Circle Of Radioactive Waste Spread Keeps Growing At Hanford

U.S. Department of Energy
This map shows the extent of radioactive contamination near the Plutonium FInishing Plant at Hanford.

The area and amount of stuff contaminated by radioactive waste at the Hanford Site in southeast Washington state keeps getting bigger.

First it was two cars. Then it was eight. The count is now 14 vehicles that are contaminated with radioactive waste. Half of them are personal cars. One is even contaminated on the inside. 

?Now, houses around the Tri-Cities are being checked out—down to the heater filters. ?The tally so far is seven houses.  ?

It all started at the Plutonium Finishing Plant demolition site at Hanford. The PFP is an old factory that used to make plutonium buttons for bombs during the Cold War.

When contamination was found out of bounds last Friday, workers didn’t notify upper managers for more than a day. Then there was a wind storm over the weekend, that might have spread the contamination further.

Managers say no airborne contamination has been found so far.

Now instead of working on tear down, 183 workers are working on shoring up any areas with contamination by spraying fixative on the ground, and painting.

The U.S. Department of Energy is already a year behind on its legally-binding cleanup deadline.

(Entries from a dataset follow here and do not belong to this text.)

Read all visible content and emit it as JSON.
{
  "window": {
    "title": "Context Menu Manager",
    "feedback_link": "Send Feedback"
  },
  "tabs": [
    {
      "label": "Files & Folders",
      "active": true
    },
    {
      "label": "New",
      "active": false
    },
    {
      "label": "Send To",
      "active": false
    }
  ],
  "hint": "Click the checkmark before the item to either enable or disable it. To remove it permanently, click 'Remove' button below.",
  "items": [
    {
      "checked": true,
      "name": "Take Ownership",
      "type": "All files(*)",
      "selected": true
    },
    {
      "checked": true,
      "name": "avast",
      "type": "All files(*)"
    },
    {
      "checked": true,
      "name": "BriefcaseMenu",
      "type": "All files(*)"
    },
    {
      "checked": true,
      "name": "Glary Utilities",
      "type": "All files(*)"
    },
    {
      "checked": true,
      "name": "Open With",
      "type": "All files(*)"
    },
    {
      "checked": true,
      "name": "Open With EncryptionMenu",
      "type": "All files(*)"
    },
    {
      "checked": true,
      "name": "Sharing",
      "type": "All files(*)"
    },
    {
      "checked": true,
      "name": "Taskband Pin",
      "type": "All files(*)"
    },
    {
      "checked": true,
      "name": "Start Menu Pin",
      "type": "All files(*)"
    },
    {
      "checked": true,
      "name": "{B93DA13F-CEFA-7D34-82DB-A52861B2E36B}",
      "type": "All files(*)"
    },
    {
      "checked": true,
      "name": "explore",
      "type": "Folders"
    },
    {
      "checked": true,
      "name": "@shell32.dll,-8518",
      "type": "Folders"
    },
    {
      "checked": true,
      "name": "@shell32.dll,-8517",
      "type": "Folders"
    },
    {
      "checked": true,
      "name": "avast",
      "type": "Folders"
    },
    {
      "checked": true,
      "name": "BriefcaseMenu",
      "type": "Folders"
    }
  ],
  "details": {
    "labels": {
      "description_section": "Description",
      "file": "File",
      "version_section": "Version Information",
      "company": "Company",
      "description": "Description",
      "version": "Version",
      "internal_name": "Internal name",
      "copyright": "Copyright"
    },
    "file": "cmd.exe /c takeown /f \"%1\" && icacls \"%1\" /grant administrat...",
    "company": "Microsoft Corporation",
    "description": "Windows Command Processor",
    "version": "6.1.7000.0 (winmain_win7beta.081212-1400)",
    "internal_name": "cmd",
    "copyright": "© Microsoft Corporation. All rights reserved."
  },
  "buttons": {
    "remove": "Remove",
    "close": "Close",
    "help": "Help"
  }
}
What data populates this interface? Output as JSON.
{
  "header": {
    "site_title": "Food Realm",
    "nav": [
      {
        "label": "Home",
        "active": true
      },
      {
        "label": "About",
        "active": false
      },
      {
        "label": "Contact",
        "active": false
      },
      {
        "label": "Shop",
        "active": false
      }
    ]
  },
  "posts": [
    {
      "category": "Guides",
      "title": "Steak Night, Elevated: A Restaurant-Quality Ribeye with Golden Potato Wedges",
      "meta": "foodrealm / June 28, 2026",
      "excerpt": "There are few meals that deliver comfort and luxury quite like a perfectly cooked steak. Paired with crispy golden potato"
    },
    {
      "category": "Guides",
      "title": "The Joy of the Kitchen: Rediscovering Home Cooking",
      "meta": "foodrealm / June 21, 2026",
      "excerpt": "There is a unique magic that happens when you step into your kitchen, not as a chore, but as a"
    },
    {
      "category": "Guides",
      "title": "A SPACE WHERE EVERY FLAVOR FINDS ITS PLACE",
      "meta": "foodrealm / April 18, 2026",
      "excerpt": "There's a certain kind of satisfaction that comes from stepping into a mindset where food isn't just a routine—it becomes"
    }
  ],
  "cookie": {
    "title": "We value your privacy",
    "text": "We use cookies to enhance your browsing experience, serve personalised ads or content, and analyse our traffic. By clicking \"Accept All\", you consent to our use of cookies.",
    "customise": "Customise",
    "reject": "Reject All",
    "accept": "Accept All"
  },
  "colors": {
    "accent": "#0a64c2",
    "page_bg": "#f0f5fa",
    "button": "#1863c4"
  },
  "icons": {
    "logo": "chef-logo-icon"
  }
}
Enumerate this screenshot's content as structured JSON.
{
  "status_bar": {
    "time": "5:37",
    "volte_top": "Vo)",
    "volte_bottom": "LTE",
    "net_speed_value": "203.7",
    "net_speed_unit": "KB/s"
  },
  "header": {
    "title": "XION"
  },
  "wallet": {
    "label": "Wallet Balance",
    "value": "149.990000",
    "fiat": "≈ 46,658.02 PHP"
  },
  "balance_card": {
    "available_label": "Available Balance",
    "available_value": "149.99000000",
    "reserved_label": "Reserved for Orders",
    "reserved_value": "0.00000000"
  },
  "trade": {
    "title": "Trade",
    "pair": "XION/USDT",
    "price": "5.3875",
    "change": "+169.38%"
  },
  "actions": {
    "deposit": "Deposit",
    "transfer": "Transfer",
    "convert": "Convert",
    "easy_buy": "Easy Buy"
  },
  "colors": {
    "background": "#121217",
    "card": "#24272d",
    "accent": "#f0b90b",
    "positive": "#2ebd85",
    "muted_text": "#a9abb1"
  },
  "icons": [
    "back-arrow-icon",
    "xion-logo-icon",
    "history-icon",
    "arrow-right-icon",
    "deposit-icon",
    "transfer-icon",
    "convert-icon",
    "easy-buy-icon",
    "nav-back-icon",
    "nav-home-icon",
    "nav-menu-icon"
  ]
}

Anna King calls Richland, Washington home and loves unearthing great stories about people in the Northwest. She reports for the Northwest News Network from a studio at Washington State University, Tri-Cities. She covers the Mid-Columbia region, from nuclear reactors to Mexican rodeos.